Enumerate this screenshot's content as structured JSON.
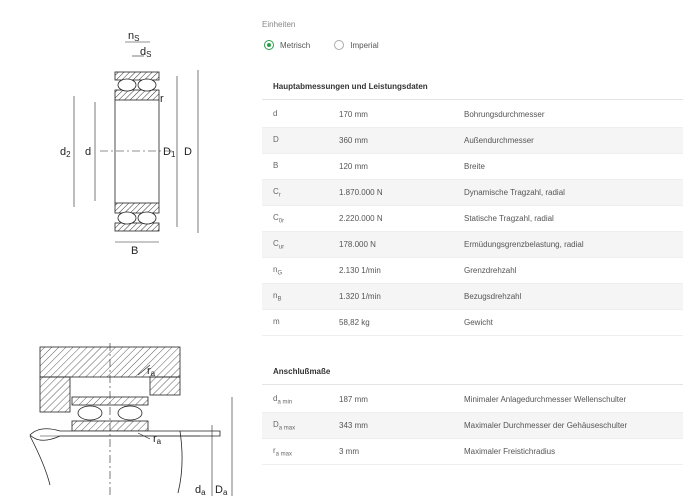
{
  "units": {
    "label": "Einheiten",
    "options": [
      {
        "label": "Metrisch",
        "selected": true
      },
      {
        "label": "Imperial",
        "selected": false
      }
    ]
  },
  "drawing_top": {
    "labels": {
      "ns": "n",
      "ns_sub": "S",
      "ds": "d",
      "ds_sub": "S",
      "r": "r",
      "d2": "d",
      "d2_sub": "2",
      "d": "d",
      "D1": "D",
      "D1_sub": "1",
      "D": "D",
      "B": "B"
    }
  },
  "drawing_bottom": {
    "labels": {
      "ra_top": "r",
      "ra_top_sub": "a",
      "ra_bottom": "r",
      "ra_bottom_sub": "a",
      "da": "d",
      "da_sub": "a",
      "Da": "D",
      "Da_sub": "a"
    }
  },
  "main_section": {
    "title": "Hauptabmessungen und Leistungsdaten",
    "rows": [
      {
        "sym": "d",
        "sub": "",
        "value": "170 mm",
        "desc": "Bohrungsdurchmesser"
      },
      {
        "sym": "D",
        "sub": "",
        "value": "360 mm",
        "desc": "Außendurchmesser"
      },
      {
        "sym": "B",
        "sub": "",
        "value": "120 mm",
        "desc": "Breite"
      },
      {
        "sym": "C",
        "sub": "r",
        "value": "1.870.000 N",
        "desc": "Dynamische Tragzahl, radial"
      },
      {
        "sym": "C",
        "sub": "0r",
        "value": "2.220.000 N",
        "desc": "Statische Tragzahl, radial"
      },
      {
        "sym": "C",
        "sub": "ur",
        "value": "178.000 N",
        "desc": "Ermüdungsgrenzbelastung, radial"
      },
      {
        "sym": "n",
        "sub": "G",
        "value": "2.130 1/min",
        "desc": "Grenzdrehzahl"
      },
      {
        "sym": "n",
        "sub": "B",
        "value": "1.320 1/min",
        "desc": "Bezugsdrehzahl"
      },
      {
        "sym": "m",
        "sub": "",
        "value": "58,82 kg",
        "desc": "Gewicht"
      }
    ]
  },
  "mounting_section": {
    "title": "Anschlußmaße",
    "rows": [
      {
        "sym": "d",
        "sub": "a min",
        "value": "187 mm",
        "desc": "Minimaler Anlagedurchmesser Wellenschulter"
      },
      {
        "sym": "D",
        "sub": "a max",
        "value": "343 mm",
        "desc": "Maximaler Durchmesser der Gehäuseschulter"
      },
      {
        "sym": "r",
        "sub": "a max",
        "value": "3 mm",
        "desc": "Maximaler Freistichradius"
      }
    ]
  }
}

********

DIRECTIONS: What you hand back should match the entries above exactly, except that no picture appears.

WRITTEN RESPONSE:
Enumerate this screenshot's content as structured JSON.
{
  "units": {
    "label": "Einheiten",
    "options": [
      {
        "label": "Metrisch",
        "selected": true
      },
      {
        "label": "Imperial",
        "selected": false
      }
    ]
  },
  "drawing_top": {
    "labels": {
      "ns": "n",
      "ns_sub": "S",
      "ds": "d",
      "ds_sub": "S",
      "r": "r",
      "d2": "d",
      "d2_sub": "2",
      "d": "d",
      "D1": "D",
      "D1_sub": "1",
      "D": "D",
      "B": "B"
    }
  },
  "drawing_bottom": {
    "labels": {
      "ra_top": "r",
      "ra_top_sub": "a",
      "ra_bottom": "r",
      "ra_bottom_sub": "a",
      "da": "d",
      "da_sub": "a",
      "Da": "D",
      "Da_sub": "a"
    }
  },
  "main_section": {
    "title": "Hauptabmessungen und Leistungsdaten",
    "rows": [
      {
        "sym": "d",
        "sub": "",
        "value": "170 mm",
        "desc": "Bohrungsdurchmesser"
      },
      {
        "sym": "D",
        "sub": "",
        "value": "360 mm",
        "desc": "Außendurchmesser"
      },
      {
        "sym": "B",
        "sub": "",
        "value": "120 mm",
        "desc": "Breite"
      },
      {
        "sym": "C",
        "sub": "r",
        "value": "1.870.000 N",
        "desc": "Dynamische Tragzahl, radial"
      },
      {
        "sym": "C",
        "sub": "0r",
        "value": "2.220.000 N",
        "desc": "Statische Tragzahl, radial"
      },
      {
        "sym": "C",
        "sub": "ur",
        "value": "178.000 N",
        "desc": "Ermüdungsgrenzbelastung, radial"
      },
      {
        "sym": "n",
        "sub": "G",
        "value": "2.130 1/min",
        "desc": "Grenzdrehzahl"
      },
      {
        "sym": "n",
        "sub": "B",
        "value": "1.320 1/min",
        "desc": "Bezugsdrehzahl"
      },
      {
        "sym": "m",
        "sub": "",
        "value": "58,82 kg",
        "desc": "Gewicht"
      }
    ]
  },
  "mounting_section": {
    "title": "Anschlußmaße",
    "rows": [
      {
        "sym": "d",
        "sub": "a min",
        "value": "187 mm",
        "desc": "Minimaler Anlagedurchmesser Wellenschulter"
      },
      {
        "sym": "D",
        "sub": "a max",
        "value": "343 mm",
        "desc": "Maximaler Durchmesser der Gehäuseschulter"
      },
      {
        "sym": "r",
        "sub": "a max",
        "value": "3 mm",
        "desc": "Maximaler Freistichradius"
      }
    ]
  }
}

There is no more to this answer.